interface for users to enter validated data remotely (with automated data type and range
checks), data manipulation audit trails and reporting, and an export mechanism for
end-of-study export of data to common statistical packages.

Inclusion Criteria:

- ≥ 40 and < 80 years of age

- History of 1 or more adenomatous polyps

- Consent to be contacted for future studies

- Participants with known genotype for rs174535 in FADS1

Exclusion Criteria:

- Previously resected colorectal cancer

- Coronary artery disease or congestive heart failure

- Current metabolic or life-threatening disease

- Currently taking fish oil supplements

- Inability or unwillingness to stop NSAIDs or ASA during the study

- Allergic to fish products

- Diagnosis of inflammatory bowel disease

- Diagnosis of any cancer (except non-melanoma skin cancer)

- Diagnosis of liver or kidney disease

- Pregnant or breast feeding

Type of Study:


Study Design:

Allocation: Randomized, Endpoint Classification: Efficacy Study, Intervention Model: Factorial Assignment, Masking: Double Blind (Subject, Caregiver, Investigator, Outcomes Assessor), Primary Purpose: Prevention

Outcome Measure:

rectal epithelial cell proliferation

Outcome Description:

The primary outcome of interest is rectal epithelial cell proliferation, as measured by Ki67 (mib-1) labeling. Expression of Ki-67 in colon epithelial cells will be detected following the standard IHC protocol of EnVision™+ System, HRP (DAKO).

Outcome Time Frame:

6 month

Safety Issue:


Principal Investigator

Harvey J Murff, MD, MPH

Investigator Role:

Principal Investigator

Investigator Affiliation:

Vanderbilt University


United States: Institutional Review Board

Study ID:




Start Date:

September 2012

Completion Date:

July 2015

Related Keywords:

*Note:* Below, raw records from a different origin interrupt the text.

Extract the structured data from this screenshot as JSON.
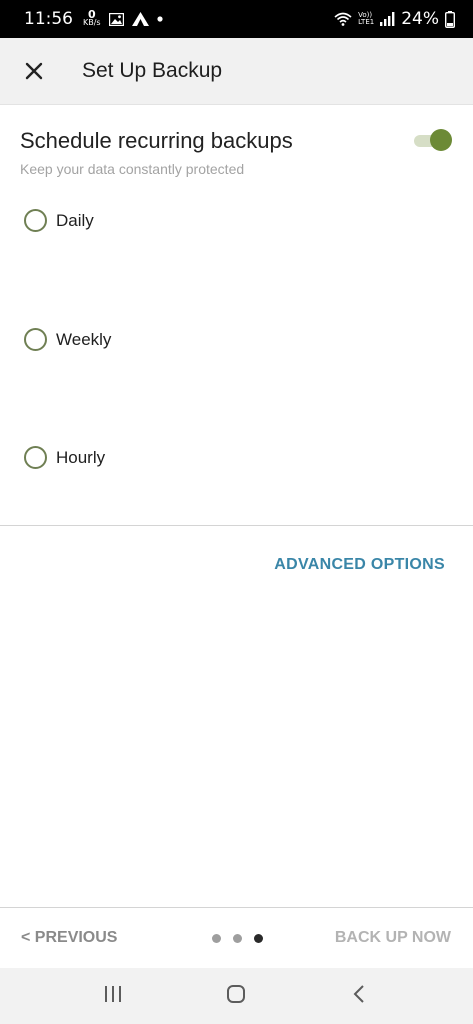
{
  "status_bar": {
    "time": "11:56",
    "kbs_value": "0",
    "kbs_unit": "KB/s",
    "volte_top": "Vo))",
    "volte_bottom": "LTE1",
    "battery": "24%"
  },
  "app_bar": {
    "title": "Set Up Backup"
  },
  "schedule": {
    "title": "Schedule recurring backups",
    "subtitle": "Keep your data constantly protected",
    "enabled": true
  },
  "options": [
    {
      "label": "Daily",
      "selected": false
    },
    {
      "label": "Weekly",
      "selected": false
    },
    {
      "label": "Hourly",
      "selected": false
    }
  ],
  "advanced_label": "ADVANCED OPTIONS",
  "bottom_nav": {
    "previous_label": "< PREVIOUS",
    "backup_label": "BACK UP NOW",
    "page_count": 3,
    "active_page": 3
  },
  "colors": {
    "accent_green": "#6c8a36",
    "link_blue": "#3a86a8"
  }
}
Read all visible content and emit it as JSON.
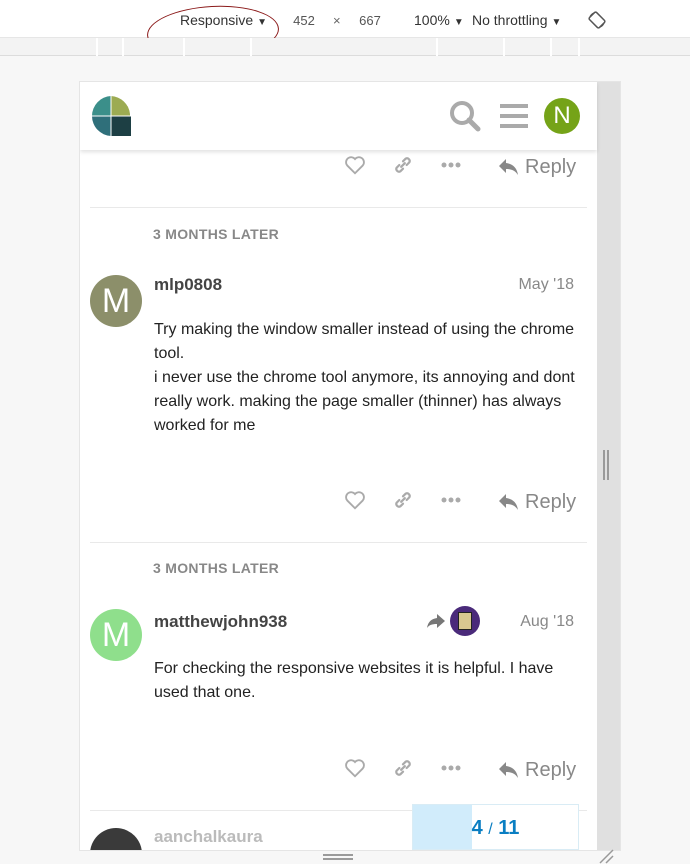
{
  "devtools": {
    "device": "Responsive",
    "width": "452",
    "times": "×",
    "height": "667",
    "zoom": "100%",
    "throttling": "No throttling"
  },
  "header": {
    "avatar_letter": "N",
    "avatar_color": "#75a318"
  },
  "posts": [
    {
      "time_gap": "3 MONTHS LATER",
      "avatar_letter": "M",
      "avatar_color": "#8c8f6a",
      "username": "mlp0808",
      "date": "May '18",
      "body": [
        "Try making the window smaller instead of using the chrome tool.",
        "i never use the chrome tool anymore, its annoying and dont really work. making the page smaller (thinner) has always worked for me"
      ]
    },
    {
      "time_gap": "3 MONTHS LATER",
      "avatar_letter": "M",
      "avatar_color": "#8fdf8c",
      "username": "matthewjohn938",
      "date": "Aug '18",
      "body": [
        "For checking the responsive websites it is helpful. I have used that one."
      ]
    },
    {
      "username": "aanchalkaura"
    }
  ],
  "actions": {
    "reply_label": "Reply"
  },
  "progress": {
    "current": "4",
    "separator": "/",
    "total": "11",
    "fill_fraction": 0.36
  },
  "colors": {
    "accent": "#0a7ec2",
    "annotation": "#8b1a1a"
  }
}
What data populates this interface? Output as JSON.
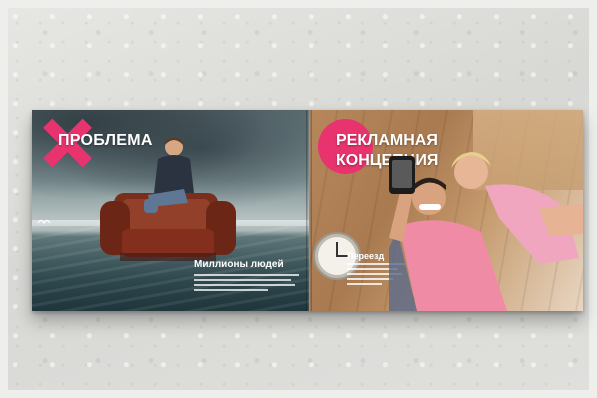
{
  "left_page": {
    "headline": "ПРОБЛЕМА",
    "caption_title": "Миллионы людей"
  },
  "right_page": {
    "headline_line1": "РЕКЛАМНАЯ",
    "headline_line2": "КОНЦЕПЦИЯ",
    "caption_title": "Переезд"
  },
  "colors": {
    "accent_pink": "#e8336e"
  }
}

  • Colorectal Adenomatous Polyps
  • Colorectal Neoplasm
  • Colorectal Neoplasms
  • Adenomatous Polyps



Vanderbilt University Medical CenterNashville, Tennessee  37232-2516